Writer and political analyst Rasim Obeidat spoke to students in Jerusalem about normalization and strategies and mechanisms to confront normalization on February 2, 2012. In this regard, said Obeidat, “from the beginning of the conflict, the Palestinian people have been alert on popular and national levels to the risks of normalization, and to the ongoing attempts to impose normalization on our people, pushing acceptance of Israel as an entity naturally and rightfully based on our land, and on the ruins and tragedies of our people.”
He pointed out that popular Arab ethics and values played an important role in confronting those who were trying to sell their land to the occupier, and have continued to play a crucial role in building public awareness to confront reactionary policies that aim to import normalization into the Palestinian grassroots.
Obeidat said that “normalization” first appeared as a term and a political concept after the Camp David accords of 1979, as Israel insisted upon the establishment of normal economic, political, cultural, commercial, diplomatic and security relations between Egypt and itself before the return of occupied Arab land and the recognition and implementation of the rights of the Palestinian people (and the implementation of international resolutions). The cultural and political concept of normalization is the product of a culture of defeat and surrender institutionalized by Sadat at Camp David, said Obeidat, noting that it grew from the military and economic policy of defeat that views the US and Israel as the determining factors of any solutions. Thus, such a policy responds to the conditions and dictates of Israel and the U.S. in regards to a settlement or resolution of the Arab-Israeli conflict, and labels any solution outside the U.S./Israeli framework as “unrealistic, unreasonable and extremist.”
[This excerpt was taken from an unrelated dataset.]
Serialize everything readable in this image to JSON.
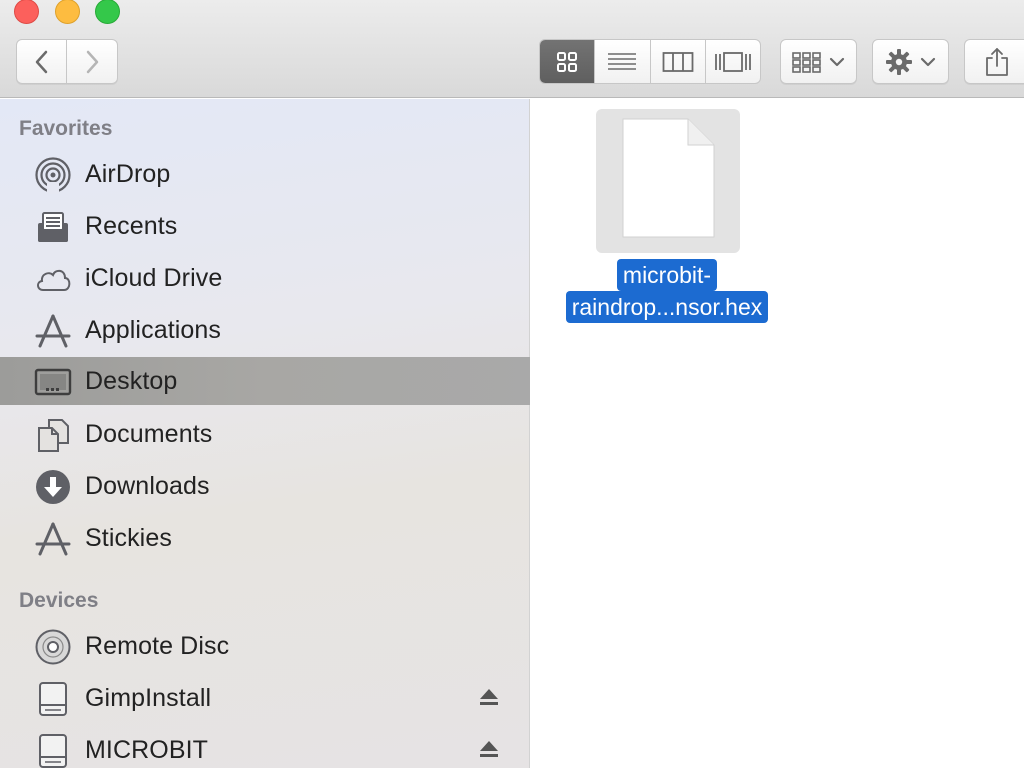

This acceptance of this concept was seriously politically damaging to the Arab and Palestinian cause, and sought to close off other solutions and options to reclaim our land and our rights, said Obeidat. This is the concept that drives the negotiations while utterly obscuring the roots of the struggle and the fact that the occupation’s position of power was achieved only by massive aggression against the Palestinian people and the Arab nation and suppressing our fundamental rights, he said; it seeks to undermine the moral, political and legal legitimacy of our struggle for freedom, while providing cover for the occupation and its aggression.
Normalization, said Obeidat, fundamentally seeks to release the occupation from inside the circle of regional and international isolation. There has been a significant increase in normalization activity in recent times, said Obeidat, such that it has become a “tsunami.” He noted that pre-Oslo normalization is different from post-Oslo normalization, in that the Palestinian Authority of Oslo shackled itself with numerous conditions and agreements that require them to engage in normalization at multiple levels with the occupation and establish joint ventures with it, on a security level as well as politically, culturally, academically, and institutionally.
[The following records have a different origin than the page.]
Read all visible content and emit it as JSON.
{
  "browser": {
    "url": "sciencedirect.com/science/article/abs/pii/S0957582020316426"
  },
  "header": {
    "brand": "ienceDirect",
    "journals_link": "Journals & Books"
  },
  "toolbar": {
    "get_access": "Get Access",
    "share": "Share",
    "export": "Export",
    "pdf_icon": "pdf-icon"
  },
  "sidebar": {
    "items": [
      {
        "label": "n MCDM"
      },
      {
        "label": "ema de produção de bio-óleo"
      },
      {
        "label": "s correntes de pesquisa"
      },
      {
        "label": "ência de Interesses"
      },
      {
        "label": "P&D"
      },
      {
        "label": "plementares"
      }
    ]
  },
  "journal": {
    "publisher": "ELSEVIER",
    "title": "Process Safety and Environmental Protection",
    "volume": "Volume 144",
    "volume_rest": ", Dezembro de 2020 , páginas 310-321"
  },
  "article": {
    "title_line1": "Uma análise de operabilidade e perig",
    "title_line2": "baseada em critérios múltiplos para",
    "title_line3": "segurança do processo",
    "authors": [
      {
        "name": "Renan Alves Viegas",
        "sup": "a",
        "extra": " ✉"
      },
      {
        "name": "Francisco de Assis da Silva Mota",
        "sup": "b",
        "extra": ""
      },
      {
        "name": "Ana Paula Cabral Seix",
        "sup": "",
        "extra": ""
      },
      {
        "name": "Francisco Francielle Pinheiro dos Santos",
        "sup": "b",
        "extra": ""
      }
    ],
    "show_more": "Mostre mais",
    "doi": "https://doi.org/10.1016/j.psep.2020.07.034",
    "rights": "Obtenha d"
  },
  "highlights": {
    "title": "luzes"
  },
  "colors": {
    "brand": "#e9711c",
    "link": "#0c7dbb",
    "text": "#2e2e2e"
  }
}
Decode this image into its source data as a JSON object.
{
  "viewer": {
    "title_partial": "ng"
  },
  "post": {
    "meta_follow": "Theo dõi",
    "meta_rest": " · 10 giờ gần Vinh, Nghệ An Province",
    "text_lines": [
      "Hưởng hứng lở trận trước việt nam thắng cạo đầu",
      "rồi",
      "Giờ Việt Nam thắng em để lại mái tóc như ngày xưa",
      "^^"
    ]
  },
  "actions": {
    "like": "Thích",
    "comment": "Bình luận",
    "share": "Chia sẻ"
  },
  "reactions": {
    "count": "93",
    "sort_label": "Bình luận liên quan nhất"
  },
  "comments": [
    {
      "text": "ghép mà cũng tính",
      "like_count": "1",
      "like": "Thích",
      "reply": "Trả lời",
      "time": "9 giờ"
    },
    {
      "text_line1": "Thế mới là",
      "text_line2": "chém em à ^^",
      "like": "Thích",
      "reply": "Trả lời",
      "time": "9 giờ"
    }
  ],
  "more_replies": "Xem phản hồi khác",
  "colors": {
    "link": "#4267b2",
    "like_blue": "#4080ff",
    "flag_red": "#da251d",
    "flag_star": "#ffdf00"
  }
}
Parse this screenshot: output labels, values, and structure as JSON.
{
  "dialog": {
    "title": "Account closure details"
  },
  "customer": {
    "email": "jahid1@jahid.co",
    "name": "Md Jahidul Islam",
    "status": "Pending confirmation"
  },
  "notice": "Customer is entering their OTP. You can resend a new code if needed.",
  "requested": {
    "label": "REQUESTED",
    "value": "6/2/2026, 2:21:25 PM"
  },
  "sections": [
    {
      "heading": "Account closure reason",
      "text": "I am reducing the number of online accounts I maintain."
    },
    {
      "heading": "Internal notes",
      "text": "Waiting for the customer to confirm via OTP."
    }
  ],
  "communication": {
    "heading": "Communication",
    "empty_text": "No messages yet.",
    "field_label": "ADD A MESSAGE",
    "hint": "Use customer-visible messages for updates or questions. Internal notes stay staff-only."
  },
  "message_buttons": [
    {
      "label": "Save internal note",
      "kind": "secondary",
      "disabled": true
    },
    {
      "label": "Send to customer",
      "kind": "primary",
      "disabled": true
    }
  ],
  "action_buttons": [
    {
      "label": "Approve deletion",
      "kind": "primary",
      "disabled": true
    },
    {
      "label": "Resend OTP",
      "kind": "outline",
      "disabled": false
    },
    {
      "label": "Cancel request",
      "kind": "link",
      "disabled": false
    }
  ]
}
The Authority is the “bulldozer” of normalization, said Obeidat, but the greatest danger to our culture and awareness does not come from the normalization of the Authority, but from the intellectual, cultural, political, and sporting efforts that seriously attempt to move normalization from an official program of the Palestinian Authority to a Palestinian grassroots level. This is happening particularly at universities and schools under maliciously false and deceptive banners and names promoting joint scientific, academic, educational, sporting, artistic and other projects, intended to penetrate the wall of Palestinian consciousness, distort its culture, and undermine the foundations of the Palestinian narrative. Obeidat condemned elites, who do not represent our people, from inside or outside Palestine, who attempt to test their ideas and concepts against Palestinian reality, regardless of the applicability or inapplicability of those concepts and visions, even when those concepts are inconsistent with the rights of our people and the national cause.
Obeidat called for confronting normalization at the grassroots level and preventing its expansion, saying that it was the duty of all nationally-oriented community and institutional activists to engage in campaigns to confront normalization and raise public awareness against normalization. He called upon those present to mobilize energies and efforts to expose financial and institutional relationships that drive normalization programs. At the conclusion of the event, Obeidat took questions from students. The lecture was attended by a large number of students from the Youth Parliament of Jerusalem as well as many community and student groups, including those who had been involved in causing the failure of a number of normalization meetings and conferences planned in Jerusalem.